Try it: Take each line from the material below that includes the string "screenshot" and copy it.

[[ Information shown, beginning ]]

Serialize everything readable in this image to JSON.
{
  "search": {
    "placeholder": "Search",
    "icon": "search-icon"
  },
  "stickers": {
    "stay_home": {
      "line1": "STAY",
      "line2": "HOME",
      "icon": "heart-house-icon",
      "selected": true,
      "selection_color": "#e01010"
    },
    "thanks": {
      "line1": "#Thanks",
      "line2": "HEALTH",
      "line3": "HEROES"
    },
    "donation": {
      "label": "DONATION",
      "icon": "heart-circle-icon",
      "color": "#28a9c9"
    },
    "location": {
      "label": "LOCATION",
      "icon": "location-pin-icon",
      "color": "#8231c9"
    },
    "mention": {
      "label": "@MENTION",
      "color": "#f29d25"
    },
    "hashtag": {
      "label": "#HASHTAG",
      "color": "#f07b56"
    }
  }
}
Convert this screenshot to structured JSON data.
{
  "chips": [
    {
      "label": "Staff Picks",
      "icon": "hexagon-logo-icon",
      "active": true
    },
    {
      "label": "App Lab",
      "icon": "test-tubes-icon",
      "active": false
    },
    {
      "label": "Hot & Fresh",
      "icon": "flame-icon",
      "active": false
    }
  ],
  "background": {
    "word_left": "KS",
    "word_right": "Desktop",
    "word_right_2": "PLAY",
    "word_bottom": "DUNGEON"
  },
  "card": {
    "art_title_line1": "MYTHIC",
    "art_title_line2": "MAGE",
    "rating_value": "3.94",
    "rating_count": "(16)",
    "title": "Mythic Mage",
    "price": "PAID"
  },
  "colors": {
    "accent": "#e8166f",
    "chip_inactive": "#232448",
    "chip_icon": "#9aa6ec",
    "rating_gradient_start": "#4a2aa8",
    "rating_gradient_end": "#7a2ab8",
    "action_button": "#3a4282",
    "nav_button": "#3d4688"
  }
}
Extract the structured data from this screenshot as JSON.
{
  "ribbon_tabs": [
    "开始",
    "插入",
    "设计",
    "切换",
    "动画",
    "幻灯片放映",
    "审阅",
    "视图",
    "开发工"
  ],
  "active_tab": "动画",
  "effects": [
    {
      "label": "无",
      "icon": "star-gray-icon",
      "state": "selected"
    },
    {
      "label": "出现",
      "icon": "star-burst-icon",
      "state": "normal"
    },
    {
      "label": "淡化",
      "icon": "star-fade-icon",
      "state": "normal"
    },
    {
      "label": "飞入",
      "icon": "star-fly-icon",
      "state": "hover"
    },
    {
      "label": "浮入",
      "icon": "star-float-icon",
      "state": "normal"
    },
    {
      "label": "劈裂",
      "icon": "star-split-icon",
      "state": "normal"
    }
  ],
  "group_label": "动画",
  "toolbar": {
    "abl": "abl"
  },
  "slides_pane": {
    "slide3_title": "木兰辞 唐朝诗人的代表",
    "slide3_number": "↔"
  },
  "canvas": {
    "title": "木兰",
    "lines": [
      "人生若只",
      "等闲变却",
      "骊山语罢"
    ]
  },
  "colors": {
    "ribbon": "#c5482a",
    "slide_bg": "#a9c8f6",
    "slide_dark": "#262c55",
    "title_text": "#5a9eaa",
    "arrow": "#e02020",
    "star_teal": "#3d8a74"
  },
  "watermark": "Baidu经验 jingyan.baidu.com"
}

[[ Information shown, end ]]

Finished exercise:
Convert this screenshot to structured JSON data.
Extract the structured data from this screenshot as JSON.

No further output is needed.